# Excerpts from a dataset
* * * * *

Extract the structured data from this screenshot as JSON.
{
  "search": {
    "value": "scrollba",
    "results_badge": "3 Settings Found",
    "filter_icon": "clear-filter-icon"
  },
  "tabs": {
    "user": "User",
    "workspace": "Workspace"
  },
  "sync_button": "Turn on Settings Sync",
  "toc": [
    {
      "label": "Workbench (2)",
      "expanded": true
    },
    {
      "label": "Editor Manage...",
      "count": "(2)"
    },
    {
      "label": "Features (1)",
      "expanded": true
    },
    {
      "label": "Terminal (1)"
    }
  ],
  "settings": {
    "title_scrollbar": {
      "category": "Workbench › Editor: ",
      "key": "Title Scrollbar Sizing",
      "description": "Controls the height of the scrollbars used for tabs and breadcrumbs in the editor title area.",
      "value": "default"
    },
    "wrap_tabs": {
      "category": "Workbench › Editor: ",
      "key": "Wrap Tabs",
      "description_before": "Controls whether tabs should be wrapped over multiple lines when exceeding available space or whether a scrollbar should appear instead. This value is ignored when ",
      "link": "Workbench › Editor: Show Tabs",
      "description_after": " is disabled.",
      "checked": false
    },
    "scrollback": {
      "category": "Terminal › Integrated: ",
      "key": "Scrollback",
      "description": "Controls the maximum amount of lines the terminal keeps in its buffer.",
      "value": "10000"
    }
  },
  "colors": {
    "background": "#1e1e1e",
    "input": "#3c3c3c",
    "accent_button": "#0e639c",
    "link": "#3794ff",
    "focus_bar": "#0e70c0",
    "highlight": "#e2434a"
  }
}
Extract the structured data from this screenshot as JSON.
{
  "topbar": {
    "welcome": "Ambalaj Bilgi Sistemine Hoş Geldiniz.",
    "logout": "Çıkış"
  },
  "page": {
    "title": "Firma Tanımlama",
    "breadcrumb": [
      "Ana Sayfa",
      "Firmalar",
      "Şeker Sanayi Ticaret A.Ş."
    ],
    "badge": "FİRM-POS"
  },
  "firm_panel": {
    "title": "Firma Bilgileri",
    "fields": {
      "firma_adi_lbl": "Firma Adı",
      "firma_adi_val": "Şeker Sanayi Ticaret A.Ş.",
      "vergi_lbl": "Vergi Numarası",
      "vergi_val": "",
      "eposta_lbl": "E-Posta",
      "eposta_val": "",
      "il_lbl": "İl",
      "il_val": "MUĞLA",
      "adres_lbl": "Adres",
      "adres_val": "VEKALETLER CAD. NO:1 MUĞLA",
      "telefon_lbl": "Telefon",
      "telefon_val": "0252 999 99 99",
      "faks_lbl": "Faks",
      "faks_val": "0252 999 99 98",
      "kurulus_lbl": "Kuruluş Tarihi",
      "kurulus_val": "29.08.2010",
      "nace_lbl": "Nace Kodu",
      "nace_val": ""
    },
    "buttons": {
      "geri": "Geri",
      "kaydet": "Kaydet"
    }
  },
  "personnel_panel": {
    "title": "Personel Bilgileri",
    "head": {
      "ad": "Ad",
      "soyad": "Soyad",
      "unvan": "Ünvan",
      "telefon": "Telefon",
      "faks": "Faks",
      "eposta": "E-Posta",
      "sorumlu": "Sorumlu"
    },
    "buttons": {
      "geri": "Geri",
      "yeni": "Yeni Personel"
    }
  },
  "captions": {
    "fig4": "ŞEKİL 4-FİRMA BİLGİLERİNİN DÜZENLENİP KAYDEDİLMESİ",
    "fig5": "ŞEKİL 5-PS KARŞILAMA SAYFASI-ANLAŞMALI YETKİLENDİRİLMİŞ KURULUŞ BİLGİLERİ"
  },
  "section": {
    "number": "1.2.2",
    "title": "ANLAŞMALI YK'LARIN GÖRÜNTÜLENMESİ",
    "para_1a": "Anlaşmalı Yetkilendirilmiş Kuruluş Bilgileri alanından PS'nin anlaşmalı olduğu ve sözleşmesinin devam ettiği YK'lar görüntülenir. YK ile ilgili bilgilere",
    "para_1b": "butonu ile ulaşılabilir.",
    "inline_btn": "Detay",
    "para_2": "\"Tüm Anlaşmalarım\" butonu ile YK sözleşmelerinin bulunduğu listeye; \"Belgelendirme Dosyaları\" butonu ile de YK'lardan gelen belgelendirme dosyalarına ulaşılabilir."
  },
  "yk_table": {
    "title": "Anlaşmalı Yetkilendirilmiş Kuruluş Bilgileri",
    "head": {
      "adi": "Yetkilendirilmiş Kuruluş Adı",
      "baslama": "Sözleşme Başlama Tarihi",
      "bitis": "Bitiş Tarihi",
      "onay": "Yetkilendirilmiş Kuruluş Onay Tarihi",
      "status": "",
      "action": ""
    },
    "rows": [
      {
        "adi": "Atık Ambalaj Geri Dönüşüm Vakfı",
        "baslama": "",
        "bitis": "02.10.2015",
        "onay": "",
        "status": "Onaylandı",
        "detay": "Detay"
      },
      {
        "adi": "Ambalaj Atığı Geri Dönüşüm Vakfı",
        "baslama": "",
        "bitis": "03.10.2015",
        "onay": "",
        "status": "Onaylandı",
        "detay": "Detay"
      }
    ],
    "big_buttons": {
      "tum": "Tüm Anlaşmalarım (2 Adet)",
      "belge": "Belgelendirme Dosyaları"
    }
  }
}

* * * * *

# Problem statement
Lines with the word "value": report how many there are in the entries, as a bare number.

# Output below
4